Thomas Eger and Marc Scheufen
This chapter provides a short introduction into the development of the academic publishing market and the serials crisis, the role of copyright protection in academic publishing, and the origins of open access in academic publishing.
Edited by Jennifer Arlen
Tom R. Tyler

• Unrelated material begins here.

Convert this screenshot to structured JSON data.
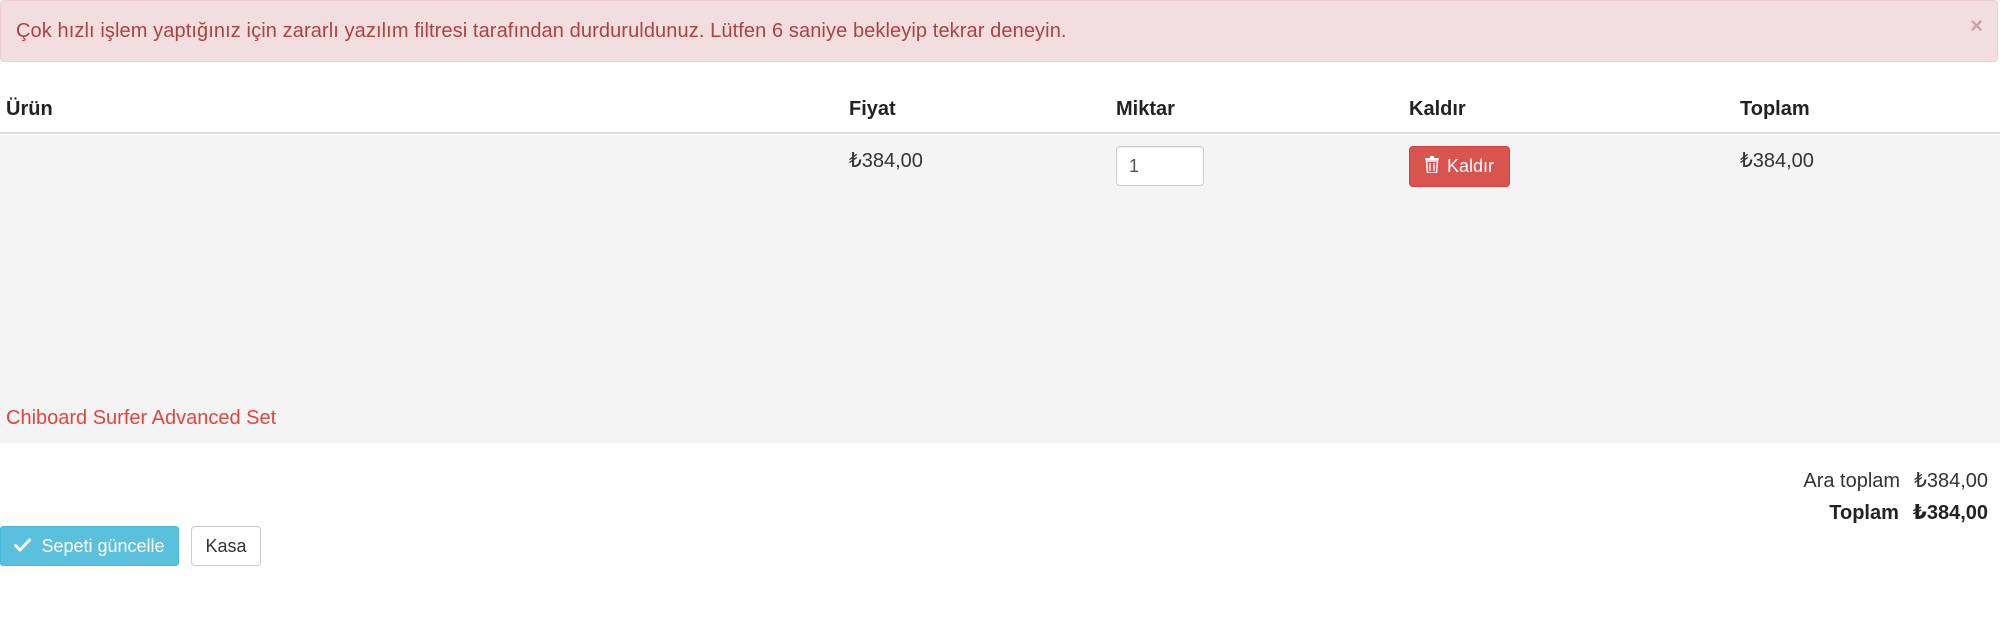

This chapter reviews the effectiveness of deterrence, in and of itself as well as relative to the influence of consensual models of regulation that rely upon legitimacy to motivate compliance. The law governing corporate criminal enforcement, and the law and economics scholarship designed to inform it, treats deterrence as the primary goal and coercion through threatened sanctions as the most effective tool to achieve this goal. Yet the available evidence on the causes of misconduct suggests that although people do respond to threatened sanctions, the influence of coercion is often overstated relative to its actual influence upon law-related behavior. In addition consensual approaches have been found to be more effective than is commonly supposed. Taken together these findings suggest the desirability of developing a broader approach to corporate regulation using both coercive and consensual models of regulation. Given the strength of the findings for consensual models, the persistence of coercive models as the dominant and even exclusive approach to corporate crime is striking. That dominance suggests the importance of focusing on the psychological attractions of coercion to people in positions of authority. It is suggested that those in authority are attracted to this approach not only because of evidence that it can be effective but also due to the psychological benefits it affords them.